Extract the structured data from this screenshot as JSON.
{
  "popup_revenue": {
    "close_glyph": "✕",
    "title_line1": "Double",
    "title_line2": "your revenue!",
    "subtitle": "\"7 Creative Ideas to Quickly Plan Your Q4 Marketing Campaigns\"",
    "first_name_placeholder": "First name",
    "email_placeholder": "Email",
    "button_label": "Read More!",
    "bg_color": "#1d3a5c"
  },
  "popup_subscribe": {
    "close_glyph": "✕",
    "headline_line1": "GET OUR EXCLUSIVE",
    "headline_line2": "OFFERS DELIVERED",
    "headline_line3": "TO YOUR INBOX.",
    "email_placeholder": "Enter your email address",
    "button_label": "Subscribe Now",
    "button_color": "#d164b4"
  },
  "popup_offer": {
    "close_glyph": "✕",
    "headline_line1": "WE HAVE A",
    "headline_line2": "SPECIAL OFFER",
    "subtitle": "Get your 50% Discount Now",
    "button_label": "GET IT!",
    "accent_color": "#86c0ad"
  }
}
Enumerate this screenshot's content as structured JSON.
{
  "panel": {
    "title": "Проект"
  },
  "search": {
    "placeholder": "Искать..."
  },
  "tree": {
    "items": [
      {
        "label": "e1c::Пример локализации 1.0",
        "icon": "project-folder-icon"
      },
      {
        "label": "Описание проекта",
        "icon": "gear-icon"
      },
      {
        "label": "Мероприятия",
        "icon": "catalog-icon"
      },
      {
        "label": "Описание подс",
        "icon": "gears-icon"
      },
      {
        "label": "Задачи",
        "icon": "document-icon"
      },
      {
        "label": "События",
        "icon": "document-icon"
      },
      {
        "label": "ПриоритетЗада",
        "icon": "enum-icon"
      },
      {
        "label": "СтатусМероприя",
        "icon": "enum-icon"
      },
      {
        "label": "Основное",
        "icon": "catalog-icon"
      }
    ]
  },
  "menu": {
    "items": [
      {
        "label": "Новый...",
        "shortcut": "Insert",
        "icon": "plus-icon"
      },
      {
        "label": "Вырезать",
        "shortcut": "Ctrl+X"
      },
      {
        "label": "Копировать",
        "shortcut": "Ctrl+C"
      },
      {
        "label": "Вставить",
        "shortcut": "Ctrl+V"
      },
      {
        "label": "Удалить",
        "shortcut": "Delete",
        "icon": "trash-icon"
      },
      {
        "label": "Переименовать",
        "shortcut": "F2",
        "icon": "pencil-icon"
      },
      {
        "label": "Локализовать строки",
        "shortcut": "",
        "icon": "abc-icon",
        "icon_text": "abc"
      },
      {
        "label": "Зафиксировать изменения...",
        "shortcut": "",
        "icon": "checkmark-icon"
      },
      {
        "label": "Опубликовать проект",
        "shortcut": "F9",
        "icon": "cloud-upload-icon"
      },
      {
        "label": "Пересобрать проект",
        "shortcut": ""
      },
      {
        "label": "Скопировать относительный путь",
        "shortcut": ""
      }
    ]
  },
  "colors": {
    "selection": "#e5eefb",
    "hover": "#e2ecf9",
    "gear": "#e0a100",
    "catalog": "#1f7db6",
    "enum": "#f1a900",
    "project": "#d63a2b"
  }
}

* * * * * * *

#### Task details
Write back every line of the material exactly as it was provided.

#### Problem solution
Extract the structured data from this screenshot as JSON.
{
  "popup_revenue": {
    "close_glyph": "✕",
    "title_line1": "Double",
    "title_line2": "your revenue!",
    "subtitle": "\"7 Creative Ideas to Quickly Plan Your Q4 Marketing Campaigns\"",
    "first_name_placeholder": "First name",
    "email_placeholder": "Email",
    "button_label": "Read More!",
    "bg_color": "#1d3a5c"
  },
  "popup_subscribe": {
    "close_glyph": "✕",
    "headline_line1": "GET OUR EXCLUSIVE",
    "headline_line2": "OFFERS DELIVERED",
    "headline_line3": "TO YOUR INBOX.",
    "email_placeholder": "Enter your email address",
    "button_label": "Subscribe Now",
    "button_color": "#d164b4"
  },
  "popup_offer": {
    "close_glyph": "✕",
    "headline_line1": "WE HAVE A",
    "headline_line2": "SPECIAL OFFER",
    "subtitle": "Get your 50% Discount Now",
    "button_label": "GET IT!",
    "accent_color": "#86c0ad"
  }
}
Enumerate this screenshot's content as structured JSON.
{
  "panel": {
    "title": "Проект"
  },
  "search": {
    "placeholder": "Искать..."
  },
  "tree": {
    "items": [
      {
        "label": "e1c::Пример локализации 1.0",
        "icon": "project-folder-icon"
      },
      {
        "label": "Описание проекта",
        "icon": "gear-icon"
      },
      {
        "label": "Мероприятия",
        "icon": "catalog-icon"
      },
      {
        "label": "Описание подс",
        "icon": "gears-icon"
      },
      {
        "label": "Задачи",
        "icon": "document-icon"
      },
      {
        "label": "События",
        "icon": "document-icon"
      },
      {
        "label": "ПриоритетЗада",
        "icon": "enum-icon"
      },
      {
        "label": "СтатусМероприя",
        "icon": "enum-icon"
      },
      {
        "label": "Основное",
        "icon": "catalog-icon"
      }
    ]
  },
  "menu": {
    "items": [
      {
        "label": "Новый...",
        "shortcut": "Insert",
        "icon": "plus-icon"
      },
      {
        "label": "Вырезать",
        "shortcut": "Ctrl+X"
      },
      {
        "label": "Копировать",
        "shortcut": "Ctrl+C"
      },
      {
        "label": "Вставить",
        "shortcut": "Ctrl+V"
      },
      {
        "label": "Удалить",
        "shortcut": "Delete",
        "icon": "trash-icon"
      },
      {
        "label": "Переименовать",
        "shortcut": "F2",
        "icon": "pencil-icon"
      },
      {
        "label": "Локализовать строки",
        "shortcut": "",
        "icon": "abc-icon",
        "icon_text": "abc"
      },
      {
        "label": "Зафиксировать изменения...",
        "shortcut": "",
        "icon": "checkmark-icon"
      },
      {
        "label": "Опубликовать проект",
        "shortcut": "F9",
        "icon": "cloud-upload-icon"
      },
      {
        "label": "Пересобрать проект",
        "shortcut": ""
      },
      {
        "label": "Скопировать относительный путь",
        "shortcut": ""
      }
    ]
  },
  "colors": {
    "selection": "#e5eefb",
    "hover": "#e2ecf9",
    "gear": "#e0a100",
    "catalog": "#1f7db6",
    "enum": "#f1a900",
    "project": "#d63a2b"
  }
}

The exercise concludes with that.